- **PROVIDED RECORDS**:
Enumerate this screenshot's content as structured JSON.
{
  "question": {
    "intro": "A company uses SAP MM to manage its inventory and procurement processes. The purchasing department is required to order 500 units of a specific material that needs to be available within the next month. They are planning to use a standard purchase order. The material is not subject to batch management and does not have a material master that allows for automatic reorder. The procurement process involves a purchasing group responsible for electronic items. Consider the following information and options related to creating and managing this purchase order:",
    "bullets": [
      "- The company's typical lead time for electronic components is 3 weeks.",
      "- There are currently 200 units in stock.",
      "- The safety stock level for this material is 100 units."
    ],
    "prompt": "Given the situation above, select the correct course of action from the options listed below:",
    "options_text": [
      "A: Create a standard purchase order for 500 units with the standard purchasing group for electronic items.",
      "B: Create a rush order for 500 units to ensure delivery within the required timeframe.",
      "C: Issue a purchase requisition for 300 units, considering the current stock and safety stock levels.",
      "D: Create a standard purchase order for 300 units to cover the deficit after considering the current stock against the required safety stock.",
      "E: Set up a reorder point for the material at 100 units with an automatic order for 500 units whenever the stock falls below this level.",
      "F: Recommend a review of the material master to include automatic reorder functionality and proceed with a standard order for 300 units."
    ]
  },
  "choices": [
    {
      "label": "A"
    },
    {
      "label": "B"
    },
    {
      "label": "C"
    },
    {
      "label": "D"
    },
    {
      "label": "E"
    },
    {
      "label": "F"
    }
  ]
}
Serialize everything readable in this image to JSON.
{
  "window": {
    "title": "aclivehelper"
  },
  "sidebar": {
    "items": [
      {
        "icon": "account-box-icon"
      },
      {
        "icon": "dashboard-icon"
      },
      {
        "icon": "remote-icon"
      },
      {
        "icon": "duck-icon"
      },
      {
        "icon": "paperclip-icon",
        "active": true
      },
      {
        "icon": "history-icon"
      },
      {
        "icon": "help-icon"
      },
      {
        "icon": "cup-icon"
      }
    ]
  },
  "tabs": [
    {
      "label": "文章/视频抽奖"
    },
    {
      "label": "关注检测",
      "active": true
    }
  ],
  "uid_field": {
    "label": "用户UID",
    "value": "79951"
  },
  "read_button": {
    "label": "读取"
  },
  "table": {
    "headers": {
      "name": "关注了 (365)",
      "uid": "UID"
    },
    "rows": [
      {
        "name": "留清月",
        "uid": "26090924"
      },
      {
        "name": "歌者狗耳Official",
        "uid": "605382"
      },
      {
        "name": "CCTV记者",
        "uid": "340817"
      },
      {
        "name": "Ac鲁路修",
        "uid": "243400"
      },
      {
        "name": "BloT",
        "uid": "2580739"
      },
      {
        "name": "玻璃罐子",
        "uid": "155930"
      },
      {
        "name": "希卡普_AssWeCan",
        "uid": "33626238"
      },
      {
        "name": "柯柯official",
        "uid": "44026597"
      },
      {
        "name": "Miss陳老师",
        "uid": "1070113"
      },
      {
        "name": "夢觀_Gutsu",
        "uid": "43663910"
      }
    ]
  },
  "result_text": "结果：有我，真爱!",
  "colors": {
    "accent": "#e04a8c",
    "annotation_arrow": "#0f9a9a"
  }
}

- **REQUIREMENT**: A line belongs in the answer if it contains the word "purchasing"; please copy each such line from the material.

- **EXERCISE ANSWER**:
    "intro": "A company uses SAP MM to manage its inventory and procurement processes. The purchasing department is required to order 500 units of a specific material that needs to be available within the next month. They are planning to use a standard purchase order. The material is not subject to batch management and does not have a material master that allows for automatic reorder. The procurement process involves a purchasing group responsible for electronic items. Consider the following information and options related to creating and managing this purchase order:",
      "A: Create a standard purchase order for 500 units with the standard purchasing group for electronic items.",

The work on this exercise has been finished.